Pain processing in multisensory environments. Höfle, Marion, D., Hauck, M., Engel, A. K., & Senkowski, D. 1(2):23--28. 00003
Pain processing in multisensory environments [link]Paper  doi  abstract   bibtex   
“Don’t look and it won’t hurt” is common advice heard before receiving an injection, but is there any truth in this statement? Pain processing can be separated into two major components: a sensory-discriminative component, which reflects the location and intensity of a painful event, and an affective-motivational component that reflects the unpleasantness of pain. The differentiation between these components and the effects of additional sensory inputs on them becomes apparent if you watch a needle penetrating your skin: On the one hand, it may be somewhat reassuring to know precisely when and where to expect the pinprick, on the other hand, you eye-witness damage inflicted on your body, which can increase personal distress. Here we review recent studies, which demonstrate that a host of variables such as onset timing, spatial alignment, semantic meaning, and attention differentially affect how visual inputs influence pain processing. These studies also indicate that there is some truth in the opening statement.
@article{ hofle_pain_2010,
  title = {Pain processing in multisensory environments},
  volume = {1},
  issn = {1868-856X},
  url = {http://link.springer.com/article/10.1007/s13295-010-0004-z},
  doi = {10.1007/s13295-010-0004-z},
  abstract = {“Don’t look and it won’t hurt” is common advice heard before receiving an injection, but is there any truth in this statement? Pain processing can be separated into two major components: a sensory-discriminative component, which reflects the location and intensity of a painful event, and an affective-motivational component that reflects the unpleasantness of pain. The differentiation between these components and the effects of additional sensory inputs on them becomes apparent if you watch a needle penetrating your skin: On the one hand, it may be somewhat reassuring to know precisely when and where to expect the pinprick, on the other hand, you eye-witness damage inflicted on your body, which can increase personal distress. Here we review recent studies, which demonstrate that a host of variables such as onset timing, spatial alignment, semantic meaning, and attention differentially affect how visual inputs influence pain processing. These studies also indicate that there is some truth in the opening statement.},
  pages = {23--28},
  number = {2},
  journaltitle = {e-Neuroforum},
  shortjournal = {e-Neuroforum},

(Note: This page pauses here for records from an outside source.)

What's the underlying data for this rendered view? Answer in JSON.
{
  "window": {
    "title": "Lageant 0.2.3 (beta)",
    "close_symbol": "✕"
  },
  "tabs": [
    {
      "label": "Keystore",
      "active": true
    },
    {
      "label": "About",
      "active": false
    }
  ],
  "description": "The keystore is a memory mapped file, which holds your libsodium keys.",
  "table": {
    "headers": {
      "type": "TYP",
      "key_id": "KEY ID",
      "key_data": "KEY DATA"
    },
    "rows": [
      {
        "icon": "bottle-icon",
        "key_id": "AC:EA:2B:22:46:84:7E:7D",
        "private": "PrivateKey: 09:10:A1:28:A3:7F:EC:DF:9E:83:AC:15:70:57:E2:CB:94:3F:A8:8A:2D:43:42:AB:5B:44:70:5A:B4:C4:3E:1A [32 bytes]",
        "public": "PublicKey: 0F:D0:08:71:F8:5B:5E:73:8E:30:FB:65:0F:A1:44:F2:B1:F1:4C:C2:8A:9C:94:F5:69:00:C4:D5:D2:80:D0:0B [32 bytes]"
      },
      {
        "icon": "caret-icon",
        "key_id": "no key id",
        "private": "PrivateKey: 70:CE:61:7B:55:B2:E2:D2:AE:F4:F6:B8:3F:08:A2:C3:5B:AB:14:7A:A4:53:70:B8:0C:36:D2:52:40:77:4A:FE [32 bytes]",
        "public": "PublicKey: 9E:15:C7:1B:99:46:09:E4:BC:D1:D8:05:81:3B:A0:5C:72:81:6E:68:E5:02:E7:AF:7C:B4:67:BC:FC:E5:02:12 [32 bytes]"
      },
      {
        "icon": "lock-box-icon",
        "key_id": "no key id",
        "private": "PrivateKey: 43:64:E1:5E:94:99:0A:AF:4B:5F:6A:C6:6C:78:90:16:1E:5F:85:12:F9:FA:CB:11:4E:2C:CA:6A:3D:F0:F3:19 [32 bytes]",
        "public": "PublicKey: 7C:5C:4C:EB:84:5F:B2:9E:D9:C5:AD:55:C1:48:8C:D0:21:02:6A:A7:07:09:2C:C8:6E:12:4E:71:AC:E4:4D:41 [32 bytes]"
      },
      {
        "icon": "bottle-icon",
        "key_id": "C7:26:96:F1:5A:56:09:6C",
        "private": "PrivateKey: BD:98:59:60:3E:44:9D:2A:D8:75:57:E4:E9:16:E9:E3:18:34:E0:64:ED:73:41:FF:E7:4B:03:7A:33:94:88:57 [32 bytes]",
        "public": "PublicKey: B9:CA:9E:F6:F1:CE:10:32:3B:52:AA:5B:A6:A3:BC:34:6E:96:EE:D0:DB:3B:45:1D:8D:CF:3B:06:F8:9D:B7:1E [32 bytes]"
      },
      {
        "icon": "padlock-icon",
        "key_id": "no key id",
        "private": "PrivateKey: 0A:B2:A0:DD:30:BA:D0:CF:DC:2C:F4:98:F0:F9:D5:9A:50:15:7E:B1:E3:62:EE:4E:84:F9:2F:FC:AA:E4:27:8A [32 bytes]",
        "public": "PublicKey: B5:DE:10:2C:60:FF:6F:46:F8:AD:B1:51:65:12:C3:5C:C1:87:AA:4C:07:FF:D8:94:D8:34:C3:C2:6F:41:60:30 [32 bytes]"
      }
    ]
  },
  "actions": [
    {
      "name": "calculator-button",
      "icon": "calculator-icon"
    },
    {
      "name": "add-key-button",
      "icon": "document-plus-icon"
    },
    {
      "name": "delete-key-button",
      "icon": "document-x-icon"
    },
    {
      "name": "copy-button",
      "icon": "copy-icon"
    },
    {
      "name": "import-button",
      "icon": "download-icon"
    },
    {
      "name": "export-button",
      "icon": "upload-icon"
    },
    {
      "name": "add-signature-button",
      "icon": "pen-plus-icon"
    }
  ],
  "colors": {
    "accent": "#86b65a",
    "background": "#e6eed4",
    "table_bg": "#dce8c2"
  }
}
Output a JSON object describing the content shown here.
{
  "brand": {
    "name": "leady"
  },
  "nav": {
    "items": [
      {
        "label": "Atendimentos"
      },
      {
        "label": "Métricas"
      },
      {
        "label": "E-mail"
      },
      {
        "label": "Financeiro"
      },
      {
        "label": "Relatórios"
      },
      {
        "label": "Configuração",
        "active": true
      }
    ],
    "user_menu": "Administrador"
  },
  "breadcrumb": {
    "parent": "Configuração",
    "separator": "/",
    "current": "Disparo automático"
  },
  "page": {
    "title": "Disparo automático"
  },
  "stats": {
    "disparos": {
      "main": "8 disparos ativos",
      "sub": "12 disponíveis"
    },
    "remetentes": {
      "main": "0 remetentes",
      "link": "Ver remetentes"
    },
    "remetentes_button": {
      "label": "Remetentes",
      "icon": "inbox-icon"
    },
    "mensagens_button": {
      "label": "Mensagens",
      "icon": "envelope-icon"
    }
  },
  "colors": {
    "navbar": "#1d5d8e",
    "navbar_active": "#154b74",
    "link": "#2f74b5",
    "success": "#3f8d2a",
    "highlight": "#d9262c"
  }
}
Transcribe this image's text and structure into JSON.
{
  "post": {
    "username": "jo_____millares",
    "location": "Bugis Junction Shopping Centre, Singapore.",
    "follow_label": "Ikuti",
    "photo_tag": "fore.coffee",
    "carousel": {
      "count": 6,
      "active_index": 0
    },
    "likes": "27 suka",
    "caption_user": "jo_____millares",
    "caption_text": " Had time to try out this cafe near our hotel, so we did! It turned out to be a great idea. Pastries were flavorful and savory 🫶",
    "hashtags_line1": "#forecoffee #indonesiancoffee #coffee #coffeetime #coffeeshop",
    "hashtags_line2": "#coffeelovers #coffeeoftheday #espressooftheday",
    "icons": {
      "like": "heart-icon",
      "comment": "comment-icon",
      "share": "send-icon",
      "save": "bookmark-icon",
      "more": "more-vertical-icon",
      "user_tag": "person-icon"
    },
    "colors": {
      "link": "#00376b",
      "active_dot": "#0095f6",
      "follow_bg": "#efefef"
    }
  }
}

  author = {Höfle, Dipl-Psych Marion and Hauck, M. and Engel, A. K. and Senkowski, D.},
  urldate = {2014-11-13},
  date = {2010-05-01},
  langid = {english},
  note = {00003},
  keywords = {Biomedicine general, cross-modal, {EEG}, Emotion, Life Sciences, general, {MEG}, Multisensory integration, neurobiology, Pain},
  file = {Höfle et al_2010_e-Neuroforum_Pain processing in multisensory environments.pdf:files/1334/Höfle et al_2010_e-Neuroforum_Pain processing in multisensory environments.pdf:application/pdf}
}
Downloads: 0